◆ What needs to be done
Beginning at the line containing "Transcribe this image's" and continuing to the end of the records below, give each line again exactly as it stands, and only those lines.

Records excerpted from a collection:
Start of Block

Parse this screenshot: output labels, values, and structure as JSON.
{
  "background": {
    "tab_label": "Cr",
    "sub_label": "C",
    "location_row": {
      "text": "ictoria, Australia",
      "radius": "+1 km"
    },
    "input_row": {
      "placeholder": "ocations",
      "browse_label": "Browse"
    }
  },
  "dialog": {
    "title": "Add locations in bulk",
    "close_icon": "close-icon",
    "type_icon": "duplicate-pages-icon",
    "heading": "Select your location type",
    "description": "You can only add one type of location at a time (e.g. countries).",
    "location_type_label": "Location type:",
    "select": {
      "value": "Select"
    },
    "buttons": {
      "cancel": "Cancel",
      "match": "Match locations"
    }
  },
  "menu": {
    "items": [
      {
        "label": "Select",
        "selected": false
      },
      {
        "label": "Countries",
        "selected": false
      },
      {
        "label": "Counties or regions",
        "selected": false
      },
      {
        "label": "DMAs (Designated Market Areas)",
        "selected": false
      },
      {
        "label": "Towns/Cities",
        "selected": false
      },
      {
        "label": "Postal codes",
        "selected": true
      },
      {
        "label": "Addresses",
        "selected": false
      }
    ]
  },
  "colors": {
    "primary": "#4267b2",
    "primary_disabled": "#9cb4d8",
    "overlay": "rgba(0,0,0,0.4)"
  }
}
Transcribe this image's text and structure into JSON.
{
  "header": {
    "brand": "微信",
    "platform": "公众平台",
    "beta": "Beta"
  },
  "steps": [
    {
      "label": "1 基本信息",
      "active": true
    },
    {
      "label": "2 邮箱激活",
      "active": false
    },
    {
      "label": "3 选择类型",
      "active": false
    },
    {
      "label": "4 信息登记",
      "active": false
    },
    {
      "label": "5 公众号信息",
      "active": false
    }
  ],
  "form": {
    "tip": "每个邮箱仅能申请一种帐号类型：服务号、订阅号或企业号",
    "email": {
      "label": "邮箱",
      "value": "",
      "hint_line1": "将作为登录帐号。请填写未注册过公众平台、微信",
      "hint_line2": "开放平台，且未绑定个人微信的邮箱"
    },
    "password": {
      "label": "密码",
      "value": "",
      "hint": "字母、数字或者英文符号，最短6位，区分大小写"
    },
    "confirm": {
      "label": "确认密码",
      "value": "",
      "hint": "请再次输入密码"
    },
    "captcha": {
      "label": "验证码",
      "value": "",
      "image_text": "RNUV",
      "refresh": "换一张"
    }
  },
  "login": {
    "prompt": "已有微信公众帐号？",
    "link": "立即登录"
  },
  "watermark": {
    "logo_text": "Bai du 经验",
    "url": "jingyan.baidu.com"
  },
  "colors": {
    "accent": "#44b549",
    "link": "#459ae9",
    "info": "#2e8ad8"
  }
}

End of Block

◆ Answer space
Transcribe this image's text and structure into JSON.
{
  "header": {
    "brand": "微信",
    "platform": "公众平台",
    "beta": "Beta"
  },
  "steps": [
    {
      "label": "1 基本信息",
      "active": true
    },
    {
      "label": "2 邮箱激活",
      "active": false
    },
    {
      "label": "3 选择类型",
      "active": false
    },
    {
      "label": "4 信息登记",
      "active": false
    },
    {
      "label": "5 公众号信息",
      "active": false
    }
  ],
  "form": {
    "tip": "每个邮箱仅能申请一种帐号类型：服务号、订阅号或企业号",
    "email": {
      "label": "邮箱",
      "value": "",
      "hint_line1": "将作为登录帐号。请填写未注册过公众平台、微信",
      "hint_line2": "开放平台，且未绑定个人微信的邮箱"
    },
    "password": {
      "label": "密码",
      "value": "",
      "hint": "字母、数字或者英文符号，最短6位，区分大小写"
    },
    "confirm": {
      "label": "确认密码",
      "value": "",
      "hint": "请再次输入密码"
    },
    "captcha": {
      "label": "验证码",
      "value": "",
      "image_text": "RNUV",
      "refresh": "换一张"
    }
  },
  "login": {
    "prompt": "已有微信公众帐号？",
    "link": "立即登录"
  },
  "watermark": {
    "logo_text": "Bai du 经验",
    "url": "jingyan.baidu.com"
  },
  "colors": {
    "accent": "#44b549",
    "link": "#459ae9",
    "info": "#2e8ad8"
  }
}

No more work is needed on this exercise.